* EXERCISE OBJECTIVE
Return the entries in full, exactly as they were written.

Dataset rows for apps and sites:
=== Begin Enclosure ===

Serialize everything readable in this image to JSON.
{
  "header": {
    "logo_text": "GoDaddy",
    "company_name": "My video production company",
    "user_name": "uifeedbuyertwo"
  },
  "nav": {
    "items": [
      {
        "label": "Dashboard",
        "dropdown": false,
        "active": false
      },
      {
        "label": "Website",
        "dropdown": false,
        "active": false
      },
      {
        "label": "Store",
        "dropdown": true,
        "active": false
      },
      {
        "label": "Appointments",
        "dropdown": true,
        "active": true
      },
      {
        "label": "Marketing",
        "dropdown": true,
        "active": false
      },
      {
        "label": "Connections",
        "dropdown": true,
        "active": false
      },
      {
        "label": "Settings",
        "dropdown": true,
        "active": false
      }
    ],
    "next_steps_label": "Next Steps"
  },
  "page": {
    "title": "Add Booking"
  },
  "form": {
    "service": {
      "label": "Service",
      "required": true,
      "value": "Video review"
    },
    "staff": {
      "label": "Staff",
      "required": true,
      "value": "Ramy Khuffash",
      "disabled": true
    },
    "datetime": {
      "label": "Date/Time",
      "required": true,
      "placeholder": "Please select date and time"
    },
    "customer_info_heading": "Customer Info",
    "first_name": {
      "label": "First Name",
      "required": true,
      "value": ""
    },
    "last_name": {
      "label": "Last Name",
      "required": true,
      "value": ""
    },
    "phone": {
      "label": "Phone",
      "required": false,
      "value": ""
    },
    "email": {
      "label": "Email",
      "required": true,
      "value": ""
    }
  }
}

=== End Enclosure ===

* TASK SOLUTION
Serialize everything readable in this image to JSON.
{
  "header": {
    "logo_text": "GoDaddy",
    "company_name": "My video production company",
    "user_name": "uifeedbuyertwo"
  },
  "nav": {
    "items": [
      {
        "label": "Dashboard",
        "dropdown": false,
        "active": false
      },
      {
        "label": "Website",
        "dropdown": false,
        "active": false
      },
      {
        "label": "Store",
        "dropdown": true,
        "active": false
      },
      {
        "label": "Appointments",
        "dropdown": true,
        "active": true
      },
      {
        "label": "Marketing",
        "dropdown": true,
        "active": false
      },
      {
        "label": "Connections",
        "dropdown": true,
        "active": false
      },
      {
        "label": "Settings",
        "dropdown": true,
        "active": false
      }
    ],
    "next_steps_label": "Next Steps"
  },
  "page": {
    "title": "Add Booking"
  },
  "form": {
    "service": {
      "label": "Service",
      "required": true,
      "value": "Video review"
    },
    "staff": {
      "label": "Staff",
      "required": true,
      "value": "Ramy Khuffash",
      "disabled": true
    },
    "datetime": {
      "label": "Date/Time",
      "required": true,
      "placeholder": "Please select date and time"
    },
    "customer_info_heading": "Customer Info",
    "first_name": {
      "label": "First Name",
      "required": true,
      "value": ""
    },
    "last_name": {
      "label": "Last Name",
      "required": true,
      "value": ""
    },
    "phone": {
      "label": "Phone",
      "required": false,
      "value": ""
    },
    "email": {
      "label": "Email",
      "required": true,
      "value": ""
    }
  }
}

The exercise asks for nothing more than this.